‘Herculean Obstacles and Intrepid Complainants’: The Sex Discrimination Complaint at Osgoode Hall Law School, 1987–94
Presentation by Professor Mary Jane Mossman
This paper examines a legal challenge about systemic sex discrimination in an Ontario law school in the late 1980s in relation to the appointment of a new Dean. Arguably, the decision reflected Margaret Thornton’s view about the ‘hegemonic masculinity’ of many academic institutions towards the end of the 20th century – perhaps especially in Ontario where women began to enter the legal profession in large numbers (and the legal academy in small numbers) only in the 1970s. The paper describes the context of the human rights complaint and its impact at Osgoode and beyond, as well as my personal reflections in the ‘eye of the storm’ (with apologies to Patrick White).

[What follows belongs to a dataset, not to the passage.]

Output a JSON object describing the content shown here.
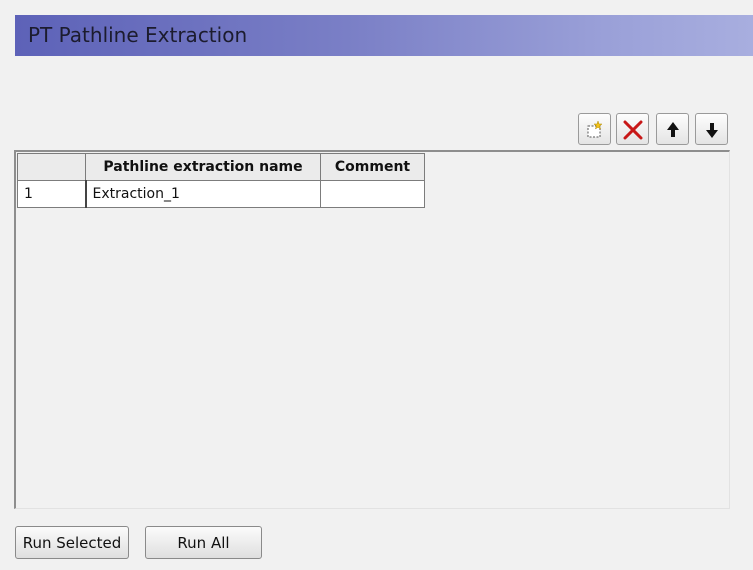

Led by Professor Margaret Thornton
Although legal academic cultures are generally accorded scant attention in the Anglo-Australian legal tradition, feminist legal scholars have been particularly interested in the reflexive project. In discussing Mary Jane’s paper, this comment interrogates the gender of authority in the contemporary legal academy. How have things changed for women? Reference will be made to interviews recently conducted with Australian women law professors.
Chaired by Professor Kim Rubenstein.